If it has been perceived that Moore is in a bad mood with DC Comics, much of it is down to their continual attempts to work with him when he has decided he doesn’t want to anymore, and using intermediaries to intercede on his behalf. And that’s where the stalking allegations come in — DC Comics is, for want of a better term, a “bunny boiler”. They won’t leave him alone, and he has burnt through a number of relationships with friends whom DC persuaded to talk to Moore on their behalf.
Alan Moore didn’t want a movie of Watchmen or a TV series. It was a comic, that was meant to be the point. Done in one, as well; no need for prequels of sequels. That’s what he wants, and in all their dealings, that’s not what DC wants. And so, while DC has appeared to be more willing to negotiate with Moore as of late, he doesn’t want anything to do with them.

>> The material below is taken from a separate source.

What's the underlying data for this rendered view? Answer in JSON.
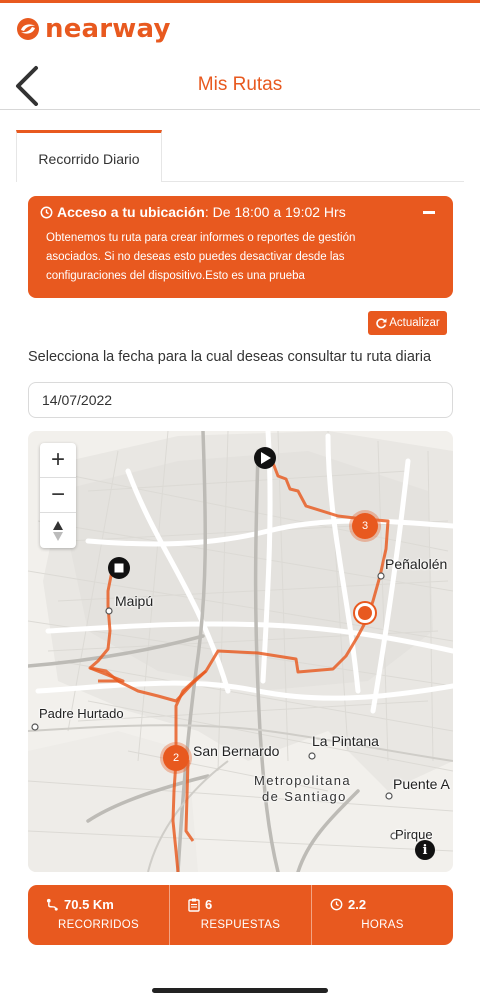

Dave Gibbons did a deal for the Before Watchmen prequels, receiving a large sum of money in return for a sentence offering mild support for the project. But when Doomsday Clock came around, he didn’t even get an email to let him know. He found out about it on a popular comic blog.
One other thing is that there are serious questions regarding the validity of the original contract. Moore may not want to pursue any legal action; he had his fill of that with League Of Extraordinary Gentlemen. But one day, he will no longer be with us in his physical form. And whoever maintains his estate may have a different view.
And tonight we will have Doomsday Clock, which will see the characters of Watchmen and DC Comics meet. It seems the very anathema of the intention of the original series.
Just know this going in: claim your hypocrisy, your moral weakness, as I will claim mine. And don’t blame it on someone else being grouchy as a way to dissonate it all away and make yourself feel better.